## THE TASK
Down to the last character, write out the records below.

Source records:
______________________________

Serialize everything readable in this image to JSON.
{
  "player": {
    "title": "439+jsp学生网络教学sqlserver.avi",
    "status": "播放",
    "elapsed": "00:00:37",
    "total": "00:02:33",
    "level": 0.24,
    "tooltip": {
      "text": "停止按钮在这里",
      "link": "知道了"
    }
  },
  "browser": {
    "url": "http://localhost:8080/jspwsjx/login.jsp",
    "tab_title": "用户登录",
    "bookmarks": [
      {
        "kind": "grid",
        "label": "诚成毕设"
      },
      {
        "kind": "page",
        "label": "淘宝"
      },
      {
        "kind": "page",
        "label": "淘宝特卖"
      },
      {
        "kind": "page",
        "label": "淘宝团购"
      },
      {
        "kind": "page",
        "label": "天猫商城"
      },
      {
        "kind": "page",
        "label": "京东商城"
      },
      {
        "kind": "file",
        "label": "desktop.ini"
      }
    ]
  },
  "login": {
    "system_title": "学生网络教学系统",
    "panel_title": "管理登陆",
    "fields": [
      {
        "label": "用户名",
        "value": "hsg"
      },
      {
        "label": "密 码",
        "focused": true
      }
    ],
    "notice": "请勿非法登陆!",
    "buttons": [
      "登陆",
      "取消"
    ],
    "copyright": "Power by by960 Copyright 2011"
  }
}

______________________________

## RESPONSE TO THE TASK
Serialize everything readable in this image to JSON.
{
  "player": {
    "title": "439+jsp学生网络教学sqlserver.avi",
    "status": "播放",
    "elapsed": "00:00:37",
    "total": "00:02:33",
    "level": 0.24,
    "tooltip": {
      "text": "停止按钮在这里",
      "link": "知道了"
    }
  },
  "browser": {
    "url": "http://localhost:8080/jspwsjx/login.jsp",
    "tab_title": "用户登录",
    "bookmarks": [
      {
        "kind": "grid",
        "label": "诚成毕设"
      },
      {
        "kind": "page",
        "label": "淘宝"
      },
      {
        "kind": "page",
        "label": "淘宝特卖"
      },
      {
        "kind": "page",
        "label": "淘宝团购"
      },
      {
        "kind": "page",
        "label": "天猫商城"
      },
      {
        "kind": "page",
        "label": "京东商城"
      },
      {
        "kind": "file",
        "label": "desktop.ini"
      }
    ]
  },
  "login": {
    "system_title": "学生网络教学系统",
    "panel_title": "管理登陆",
    "fields": [
      {
        "label": "用户名",
        "value": "hsg"
      },
      {
        "label": "密 码",
        "focused": true
      }
    ],
    "notice": "请勿非法登陆!",
    "buttons": [
      "登陆",
      "取消"
    ],
    "copyright": "Power by by960 Copyright 2011"
  }
}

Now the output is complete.